As promised, we asked an ‘outsider’ to provide a review, and writer/scientist James Bundy was happy to oblige. Here’s his summary:
On Halloween weekend, the Burn The Jukebox collective hosted an entertaining and diverse night that should surely begin to cement their reputation on the London music scene.
It was a relief to avoid the zombie hordes of hipster trash at Old Street (looking even more vacant and emaciated than a normal Saturday) and head straight for Charlie Wright’s International, a jazz venue set apart, both physically and spiritually, from the Hoxton/Shoreditch axis of evil.
Arriving late it was unfortunate to miss Bluebeard, who had hugely impressed at the last BTJ event. With Tigernaut, however, we were treated, as expected, to a visceral performance (and not to mention some choice face furniture from one particular member of the generally hirsute band). This is surely an act to be heard live, their precise and intertwining guitar lines complementing a rolling and propulsive rhythm section. All the requisite post-rock crescendos were present and correct, yet borne from a multifaceted and interesting approach, and not forgoing a rewarding amount of emotional tension.

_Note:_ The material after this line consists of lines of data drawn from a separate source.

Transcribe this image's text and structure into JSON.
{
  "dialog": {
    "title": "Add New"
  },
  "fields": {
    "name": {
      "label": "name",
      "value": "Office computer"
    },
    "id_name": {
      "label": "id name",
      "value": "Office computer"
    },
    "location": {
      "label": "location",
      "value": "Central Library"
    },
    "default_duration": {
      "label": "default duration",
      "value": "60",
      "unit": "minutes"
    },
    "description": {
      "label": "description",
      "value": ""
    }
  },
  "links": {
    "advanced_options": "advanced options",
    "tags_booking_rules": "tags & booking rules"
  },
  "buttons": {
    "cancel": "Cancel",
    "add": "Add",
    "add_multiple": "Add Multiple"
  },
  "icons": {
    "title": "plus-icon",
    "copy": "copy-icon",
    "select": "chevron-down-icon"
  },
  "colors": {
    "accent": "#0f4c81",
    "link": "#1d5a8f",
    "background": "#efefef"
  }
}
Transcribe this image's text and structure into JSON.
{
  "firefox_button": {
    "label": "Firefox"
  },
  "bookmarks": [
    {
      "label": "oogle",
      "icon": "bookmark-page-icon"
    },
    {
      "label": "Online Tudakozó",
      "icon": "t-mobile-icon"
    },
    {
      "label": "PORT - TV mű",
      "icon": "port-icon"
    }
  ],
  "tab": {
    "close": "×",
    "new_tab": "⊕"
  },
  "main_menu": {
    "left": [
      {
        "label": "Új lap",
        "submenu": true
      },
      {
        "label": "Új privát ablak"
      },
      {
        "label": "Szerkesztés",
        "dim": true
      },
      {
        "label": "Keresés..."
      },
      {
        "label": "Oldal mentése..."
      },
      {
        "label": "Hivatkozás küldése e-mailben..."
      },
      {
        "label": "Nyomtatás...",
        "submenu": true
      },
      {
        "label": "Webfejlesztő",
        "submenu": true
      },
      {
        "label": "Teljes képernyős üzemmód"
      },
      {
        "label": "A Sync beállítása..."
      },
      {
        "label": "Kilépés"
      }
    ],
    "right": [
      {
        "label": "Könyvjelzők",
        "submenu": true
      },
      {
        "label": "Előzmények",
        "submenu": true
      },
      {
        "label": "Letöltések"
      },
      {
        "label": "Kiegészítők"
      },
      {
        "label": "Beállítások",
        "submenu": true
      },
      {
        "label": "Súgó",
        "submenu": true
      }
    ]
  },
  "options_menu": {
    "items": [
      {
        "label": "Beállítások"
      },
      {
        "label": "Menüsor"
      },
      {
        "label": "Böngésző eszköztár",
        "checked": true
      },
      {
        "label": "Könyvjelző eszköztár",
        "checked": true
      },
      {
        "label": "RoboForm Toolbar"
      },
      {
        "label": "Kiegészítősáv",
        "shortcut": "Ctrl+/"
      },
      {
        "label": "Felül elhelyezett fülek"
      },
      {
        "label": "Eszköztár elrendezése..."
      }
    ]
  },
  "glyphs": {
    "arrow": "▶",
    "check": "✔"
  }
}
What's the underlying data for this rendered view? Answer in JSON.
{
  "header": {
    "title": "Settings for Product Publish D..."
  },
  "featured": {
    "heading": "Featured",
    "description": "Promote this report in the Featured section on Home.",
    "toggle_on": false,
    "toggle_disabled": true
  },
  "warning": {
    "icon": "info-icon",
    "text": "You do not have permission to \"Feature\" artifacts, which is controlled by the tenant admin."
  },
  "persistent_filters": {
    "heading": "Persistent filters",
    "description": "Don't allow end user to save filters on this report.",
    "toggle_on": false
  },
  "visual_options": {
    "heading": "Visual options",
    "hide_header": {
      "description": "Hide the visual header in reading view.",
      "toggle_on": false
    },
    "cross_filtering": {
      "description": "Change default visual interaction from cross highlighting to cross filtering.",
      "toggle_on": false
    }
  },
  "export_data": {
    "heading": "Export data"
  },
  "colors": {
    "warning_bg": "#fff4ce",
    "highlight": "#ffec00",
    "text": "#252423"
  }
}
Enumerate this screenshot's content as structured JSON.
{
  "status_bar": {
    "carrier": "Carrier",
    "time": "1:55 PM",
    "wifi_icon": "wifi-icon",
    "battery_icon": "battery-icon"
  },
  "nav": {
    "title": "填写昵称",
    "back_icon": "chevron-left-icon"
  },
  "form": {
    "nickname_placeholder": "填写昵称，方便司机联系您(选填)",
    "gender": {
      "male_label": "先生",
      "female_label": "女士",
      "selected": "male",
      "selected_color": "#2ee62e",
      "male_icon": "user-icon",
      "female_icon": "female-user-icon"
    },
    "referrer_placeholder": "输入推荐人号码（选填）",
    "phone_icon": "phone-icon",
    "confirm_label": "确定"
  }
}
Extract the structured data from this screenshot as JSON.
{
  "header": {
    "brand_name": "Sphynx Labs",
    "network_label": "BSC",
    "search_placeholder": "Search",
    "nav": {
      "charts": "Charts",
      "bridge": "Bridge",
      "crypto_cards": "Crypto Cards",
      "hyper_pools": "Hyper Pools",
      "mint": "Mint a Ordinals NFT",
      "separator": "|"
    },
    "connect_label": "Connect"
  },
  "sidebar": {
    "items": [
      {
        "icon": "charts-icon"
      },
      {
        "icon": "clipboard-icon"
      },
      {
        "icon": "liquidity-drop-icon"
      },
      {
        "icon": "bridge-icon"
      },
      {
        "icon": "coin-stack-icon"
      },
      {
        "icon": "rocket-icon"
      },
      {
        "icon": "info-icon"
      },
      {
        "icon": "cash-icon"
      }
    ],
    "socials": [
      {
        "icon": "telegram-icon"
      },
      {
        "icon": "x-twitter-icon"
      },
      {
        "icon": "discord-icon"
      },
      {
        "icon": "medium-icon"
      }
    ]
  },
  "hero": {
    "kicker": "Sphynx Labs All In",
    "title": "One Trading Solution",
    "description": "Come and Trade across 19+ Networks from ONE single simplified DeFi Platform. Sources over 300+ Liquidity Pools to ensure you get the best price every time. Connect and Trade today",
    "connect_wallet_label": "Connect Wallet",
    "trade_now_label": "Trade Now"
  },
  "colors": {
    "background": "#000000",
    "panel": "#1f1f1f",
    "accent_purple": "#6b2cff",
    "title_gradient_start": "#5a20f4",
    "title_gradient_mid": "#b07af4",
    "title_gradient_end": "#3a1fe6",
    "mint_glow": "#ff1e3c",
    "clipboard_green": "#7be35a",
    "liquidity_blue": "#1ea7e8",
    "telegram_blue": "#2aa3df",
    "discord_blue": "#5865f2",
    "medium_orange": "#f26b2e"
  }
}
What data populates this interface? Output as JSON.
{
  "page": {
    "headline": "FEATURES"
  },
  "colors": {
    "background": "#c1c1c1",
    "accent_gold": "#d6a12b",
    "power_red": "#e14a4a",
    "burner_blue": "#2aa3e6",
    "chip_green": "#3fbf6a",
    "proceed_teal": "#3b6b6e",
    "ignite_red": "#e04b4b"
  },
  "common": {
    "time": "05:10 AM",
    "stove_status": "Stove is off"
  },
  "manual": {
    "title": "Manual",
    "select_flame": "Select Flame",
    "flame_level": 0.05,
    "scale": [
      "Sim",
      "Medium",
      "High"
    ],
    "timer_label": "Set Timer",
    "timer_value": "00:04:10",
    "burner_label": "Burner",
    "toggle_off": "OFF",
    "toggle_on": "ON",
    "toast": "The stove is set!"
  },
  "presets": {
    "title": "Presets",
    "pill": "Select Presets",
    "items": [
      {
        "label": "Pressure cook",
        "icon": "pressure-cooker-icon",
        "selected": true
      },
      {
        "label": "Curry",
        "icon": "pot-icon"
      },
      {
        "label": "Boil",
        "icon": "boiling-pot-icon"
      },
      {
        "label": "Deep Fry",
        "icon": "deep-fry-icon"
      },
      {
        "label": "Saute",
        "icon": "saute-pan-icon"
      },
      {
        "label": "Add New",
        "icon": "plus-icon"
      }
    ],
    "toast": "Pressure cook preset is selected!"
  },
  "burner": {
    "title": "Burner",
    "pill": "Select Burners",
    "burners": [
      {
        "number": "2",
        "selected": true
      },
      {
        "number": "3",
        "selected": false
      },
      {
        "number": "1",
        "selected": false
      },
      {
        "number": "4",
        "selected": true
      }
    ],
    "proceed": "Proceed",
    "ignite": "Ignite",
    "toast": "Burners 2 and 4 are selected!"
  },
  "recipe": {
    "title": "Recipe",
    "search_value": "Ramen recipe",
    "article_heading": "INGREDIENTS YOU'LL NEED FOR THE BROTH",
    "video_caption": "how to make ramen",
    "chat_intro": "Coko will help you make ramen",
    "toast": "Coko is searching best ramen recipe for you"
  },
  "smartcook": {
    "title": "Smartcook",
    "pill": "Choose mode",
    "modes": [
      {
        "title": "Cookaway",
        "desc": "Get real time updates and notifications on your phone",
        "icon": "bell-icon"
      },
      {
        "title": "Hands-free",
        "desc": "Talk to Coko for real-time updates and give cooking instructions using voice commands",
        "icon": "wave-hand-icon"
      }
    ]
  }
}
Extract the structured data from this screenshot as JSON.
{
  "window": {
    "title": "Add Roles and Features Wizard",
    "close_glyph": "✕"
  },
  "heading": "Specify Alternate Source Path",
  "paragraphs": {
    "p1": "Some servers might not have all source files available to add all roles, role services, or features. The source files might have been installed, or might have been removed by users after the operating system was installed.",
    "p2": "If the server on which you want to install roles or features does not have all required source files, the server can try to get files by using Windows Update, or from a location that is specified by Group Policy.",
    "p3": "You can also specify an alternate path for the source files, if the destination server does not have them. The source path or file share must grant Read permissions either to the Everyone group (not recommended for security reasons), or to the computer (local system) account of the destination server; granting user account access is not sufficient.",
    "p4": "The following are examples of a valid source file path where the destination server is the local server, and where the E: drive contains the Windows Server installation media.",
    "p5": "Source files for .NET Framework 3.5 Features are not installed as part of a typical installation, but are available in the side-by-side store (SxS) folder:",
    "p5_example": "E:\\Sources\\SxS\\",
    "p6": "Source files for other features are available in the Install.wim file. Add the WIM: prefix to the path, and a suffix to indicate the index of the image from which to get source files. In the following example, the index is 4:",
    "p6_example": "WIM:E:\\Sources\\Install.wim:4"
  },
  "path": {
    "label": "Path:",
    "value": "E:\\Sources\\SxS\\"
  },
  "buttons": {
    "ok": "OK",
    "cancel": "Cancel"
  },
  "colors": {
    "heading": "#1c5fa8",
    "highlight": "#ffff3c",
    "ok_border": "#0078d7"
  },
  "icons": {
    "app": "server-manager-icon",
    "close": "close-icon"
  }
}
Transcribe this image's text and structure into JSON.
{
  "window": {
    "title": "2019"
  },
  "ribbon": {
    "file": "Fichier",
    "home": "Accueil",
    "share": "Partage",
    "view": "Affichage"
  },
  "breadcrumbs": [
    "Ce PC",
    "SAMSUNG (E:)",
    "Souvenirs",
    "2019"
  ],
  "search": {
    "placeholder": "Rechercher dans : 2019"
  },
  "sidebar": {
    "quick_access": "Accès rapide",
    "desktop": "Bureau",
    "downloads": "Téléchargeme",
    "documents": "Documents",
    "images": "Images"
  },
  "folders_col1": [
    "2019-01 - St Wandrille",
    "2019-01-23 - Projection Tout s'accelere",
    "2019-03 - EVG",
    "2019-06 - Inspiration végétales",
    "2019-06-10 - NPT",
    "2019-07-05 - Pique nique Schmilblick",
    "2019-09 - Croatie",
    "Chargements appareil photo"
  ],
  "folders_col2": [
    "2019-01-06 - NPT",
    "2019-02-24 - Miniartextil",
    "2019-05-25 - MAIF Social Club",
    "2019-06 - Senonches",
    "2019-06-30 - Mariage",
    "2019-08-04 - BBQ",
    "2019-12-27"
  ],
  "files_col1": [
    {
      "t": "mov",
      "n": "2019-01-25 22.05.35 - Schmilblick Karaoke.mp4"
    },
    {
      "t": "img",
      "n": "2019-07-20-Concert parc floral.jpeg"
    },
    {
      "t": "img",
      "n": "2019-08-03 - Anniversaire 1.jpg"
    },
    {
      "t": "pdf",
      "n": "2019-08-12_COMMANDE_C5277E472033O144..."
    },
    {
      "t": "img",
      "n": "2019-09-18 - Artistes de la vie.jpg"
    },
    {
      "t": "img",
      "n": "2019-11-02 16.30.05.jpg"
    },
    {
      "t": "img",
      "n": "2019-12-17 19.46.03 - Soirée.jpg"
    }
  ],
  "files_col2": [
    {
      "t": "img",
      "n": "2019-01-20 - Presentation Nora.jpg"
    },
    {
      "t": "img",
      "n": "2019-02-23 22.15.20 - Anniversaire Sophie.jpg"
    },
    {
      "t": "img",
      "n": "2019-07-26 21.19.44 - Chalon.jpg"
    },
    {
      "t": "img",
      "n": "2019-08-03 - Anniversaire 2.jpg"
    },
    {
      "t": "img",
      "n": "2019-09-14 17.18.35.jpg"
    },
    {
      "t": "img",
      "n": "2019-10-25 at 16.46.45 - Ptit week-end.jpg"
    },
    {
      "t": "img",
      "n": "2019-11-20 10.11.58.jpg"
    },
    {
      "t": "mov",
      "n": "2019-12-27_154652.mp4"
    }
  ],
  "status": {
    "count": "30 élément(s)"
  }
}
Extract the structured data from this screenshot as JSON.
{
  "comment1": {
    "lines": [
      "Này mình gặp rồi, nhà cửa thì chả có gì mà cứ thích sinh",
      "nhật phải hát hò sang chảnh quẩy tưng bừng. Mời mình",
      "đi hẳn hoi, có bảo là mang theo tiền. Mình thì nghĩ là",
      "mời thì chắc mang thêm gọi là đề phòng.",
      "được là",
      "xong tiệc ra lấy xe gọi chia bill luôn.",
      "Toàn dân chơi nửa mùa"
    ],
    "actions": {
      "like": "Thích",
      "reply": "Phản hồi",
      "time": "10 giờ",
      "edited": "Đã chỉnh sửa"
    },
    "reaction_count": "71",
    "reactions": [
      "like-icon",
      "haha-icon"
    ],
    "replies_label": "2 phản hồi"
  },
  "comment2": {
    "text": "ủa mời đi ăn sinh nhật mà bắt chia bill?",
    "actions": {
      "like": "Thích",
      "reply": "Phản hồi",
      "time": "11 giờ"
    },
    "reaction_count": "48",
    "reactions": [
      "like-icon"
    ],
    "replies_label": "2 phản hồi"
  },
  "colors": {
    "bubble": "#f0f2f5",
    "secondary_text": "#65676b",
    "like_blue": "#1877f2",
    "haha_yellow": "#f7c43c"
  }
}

Between acts various members of the BTJ collective took turns to entertain us with some classics (repeated plays of ‘Psycho Killer’ in particular kept me dutifully wailing along), and the 200-strong crowd was chatty and excitable throughout.
Human Hair took to the stage next, lead through their tight and bullish sleaze-punk set by their fire-and-brimstone styled singer. After a few issues with vocal levels had been resolved and the preacher’s proclamations were being heard at maximum volume, the frantic and enjoyable scuzz was duly eaten up by the crowd, amid much arsing about, good-natured jostling, general head-banging and spilling of drinks.
Arguably the main draw, Sunderland’s own B>E>A>K arrived colour co-ordinated and wearing, er, beaks to deliver their distinctly avian strain of energetic post-rock to an eager crowd. They brought a sense of joy and spontaneity to a genre that can often seem overly technical and obtuse, in no small part to their vibrant brass section who could be found amongst the crowd throughout most of the set. Some complained the accompanying visuals were a distraction, though watching sexy girls gyrate around in bird masks may have awoken hitherto-unknown fantasies in some of the more frustrated members of the audience. In short, it was all delirious fun.
A set by Beatloafe was unfortunately marred by technical issues in the early stages, though it was resolved through liberal application of ridiculous jungle, interspersed with his own carefully constructed originals and some other choice selections. Sometime during the set this reviewer, deep in a pear cider-soaked reverie, encountered assorted costumed oddballs,including vampires, undead smurfs, Santa Clauses, and a sinister and inscrutable individual smoking cigarettes through his black morphsuit. I think he was wearing a beret too.
To end the night, sessions by Busmonitor and DJ Cutbak used occult laptop wizardry to resurrect the dread spectre of UK hardcore in the South once more. Never an easy sell down here, but nevertheless the hammering beats formed a counterpoint to the lovely, melodic instrumental rock from earlier in the evening. This was face-melting music for amphetamine binges, crashing cars, breaking windows and killing your neighbour’s cat. A daring choice, and whilst definitely putting the frighteners on some, it inspired much arm flailing, awful dancing and battered enjoyment in the surviving crowd.
This electronic savagery came to an early end due to technical difficulties, but the day was saved by Mr Charlie Wright himself, who took the opportunity to play some more sedate choices such as ‘Sexual Healing’ (three times) and, my personal favourite, ‘Kiss from a Rose,’ as all the while little twinkly lights revolved around the dancefloor. It was quite magical.
There was, no doubt, a few technical aspects of the evening which were a weak link. However, the do-it-yourself ethos and general superabundance of atmosphere gave the evening an inclusive vibe that is often too rare on a night out in London. Roll on the next one!